**** RECORD SET
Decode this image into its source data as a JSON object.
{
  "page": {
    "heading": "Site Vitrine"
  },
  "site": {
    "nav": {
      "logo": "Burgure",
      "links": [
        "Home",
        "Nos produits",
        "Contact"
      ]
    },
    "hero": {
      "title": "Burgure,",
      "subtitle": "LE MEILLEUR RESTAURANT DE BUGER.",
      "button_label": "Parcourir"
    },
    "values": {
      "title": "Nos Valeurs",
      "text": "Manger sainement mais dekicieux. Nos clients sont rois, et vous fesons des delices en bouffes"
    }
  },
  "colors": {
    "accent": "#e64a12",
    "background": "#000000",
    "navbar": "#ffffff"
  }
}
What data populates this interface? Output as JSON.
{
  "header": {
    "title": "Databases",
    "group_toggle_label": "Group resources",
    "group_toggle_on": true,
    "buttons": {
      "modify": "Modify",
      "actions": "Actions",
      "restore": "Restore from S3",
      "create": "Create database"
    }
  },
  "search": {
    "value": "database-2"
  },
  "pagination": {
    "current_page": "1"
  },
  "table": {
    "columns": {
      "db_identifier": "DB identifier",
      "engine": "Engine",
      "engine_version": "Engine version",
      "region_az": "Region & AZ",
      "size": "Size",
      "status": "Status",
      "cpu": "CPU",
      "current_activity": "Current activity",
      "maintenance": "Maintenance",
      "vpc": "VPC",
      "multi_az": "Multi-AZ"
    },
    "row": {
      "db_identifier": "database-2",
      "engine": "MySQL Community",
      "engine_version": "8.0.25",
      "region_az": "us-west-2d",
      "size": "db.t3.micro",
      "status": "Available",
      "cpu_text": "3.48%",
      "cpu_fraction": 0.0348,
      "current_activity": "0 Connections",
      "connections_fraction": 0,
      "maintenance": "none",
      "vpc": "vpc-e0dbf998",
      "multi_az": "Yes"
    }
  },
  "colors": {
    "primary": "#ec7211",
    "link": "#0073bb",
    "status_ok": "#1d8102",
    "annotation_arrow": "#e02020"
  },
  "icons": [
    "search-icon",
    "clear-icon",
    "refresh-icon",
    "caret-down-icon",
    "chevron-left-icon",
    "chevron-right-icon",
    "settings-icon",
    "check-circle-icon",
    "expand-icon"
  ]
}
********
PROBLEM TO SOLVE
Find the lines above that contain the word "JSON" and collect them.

ANSWER BELOW
Decode this image into its source data as a JSON object.
What data populates this interface? Output as JSON.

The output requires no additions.